“Who would have thought kids [would be] able to take such good pictures that can compete in the global photography market?” den Hond said. “But they all take to it quite quickly just as all teenagers get the hang of electronic gadgets easily.”
In each location—selected to offer “different cultural backgrounds” throughout their image catalogue—the business partners with local NGOs and youth projects which work with at-risk youth to provide well-rounded support. They then loan out a camera to each teenager and have them sign a contract in which they agree to pay off broken or lost cameras with their earnings if necessary.
FairMail sells the images to publishing houses who licence them everywhere from stock photography websites to on-demand print shops. The progress of each individual photographer can be tracked on FairMail’s website, and each product sold also includes a picture of the photographer on the back, as a reminder of their story. Sales are tracked and money is dispersed each quarter to the photographers for their sold work. Some of FairMail’s top earners have reached more than $10,000 in their careers.
“There are big income differences between the teenagers, depending on their talent, motivation and effort,” den Hond said. “We want to show the kids that they can control their destiny by working for it.”
Den Hond is proud of FairMail’s recent recognition as a leading model of social enterprise and he thinks the idea that businesses can find fixes for social problems needs further understanding.
“Our teenagers don’t need pity,” he said. “They need customers who buy their product just because they love their pictures. After that it is great if they come back for more because they also love the story behind each of the cards.”
Land Available: Upstate New York
Contact: Christine Dunphy
For more information, e-mail email@example.com
Property address: Lee Hollow Road, Bovina, NY 13740
(Lee Hollow Road is accessed from Rte. 28 in Bovina. It also becomes Bramley Mountain Road that is accessed from Rte. 18 in Bovina/Kortright.)
Available for: Lease/Share/Partnership/Sale

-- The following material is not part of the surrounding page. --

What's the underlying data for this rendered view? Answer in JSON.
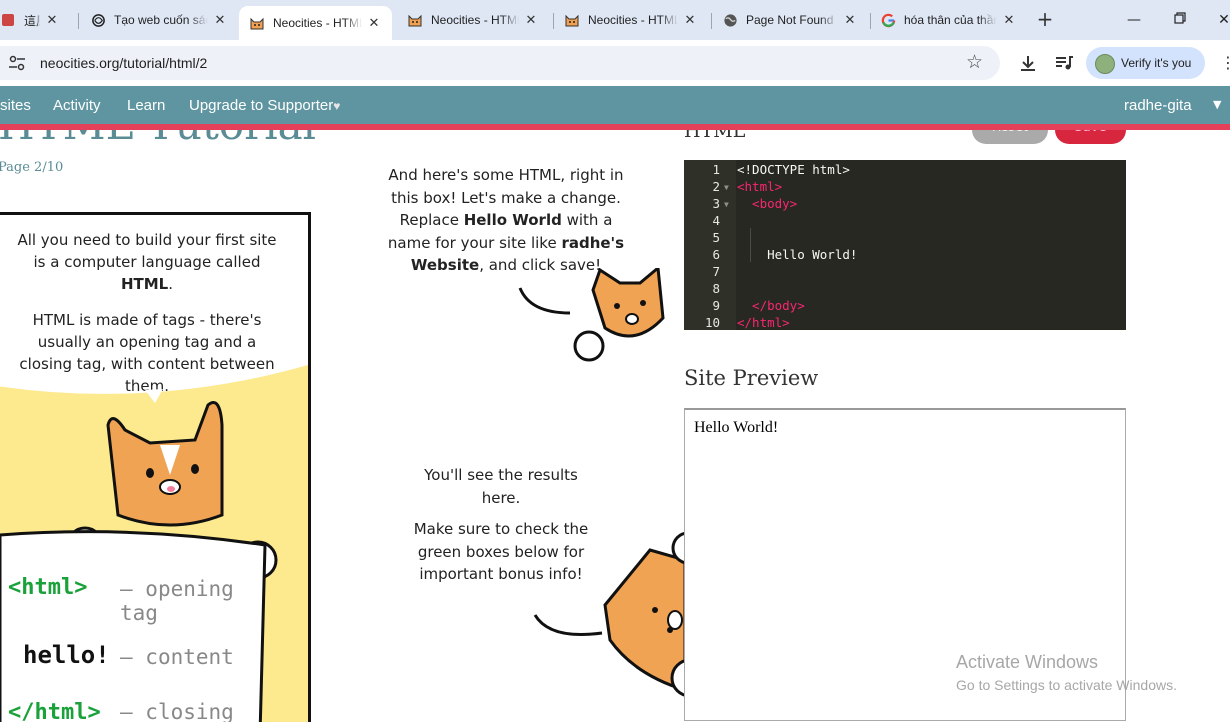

Sale or lease, including lease with option to buy will be considered. Owner would also consider some participation in an agricultural enterprise with the land value and use considered for equity or partnership interest.
Acreage available: 76-100 acres
Land use: The property is currently used for hay. About 29 acres were in corn production a few years ago. The land could be used for a variety of agricultural crops and could also be used for livestock grazing.
Land description: The land consists of roughly 50-60 acres of meadow, with the balance being forested. It is subdivided into 3 lots for ease of multiple leasing or combination ag use and home sites. The Little Delaware River is a property border and the land slopes from Lee Hollow Road toward eventual steeper drops to the river. The land is used for hay and is otherwise idle.
Organic: Yes (without certification)
Water description: River, stream and water drainage creek. Possibilities for ponds exist in a few locations on the property.
Housing available: No
Buildings available: No structures available
Other details: Property was owned by the Inman family of Bovina and was allied to their dairy farm as a producer of hay and corn.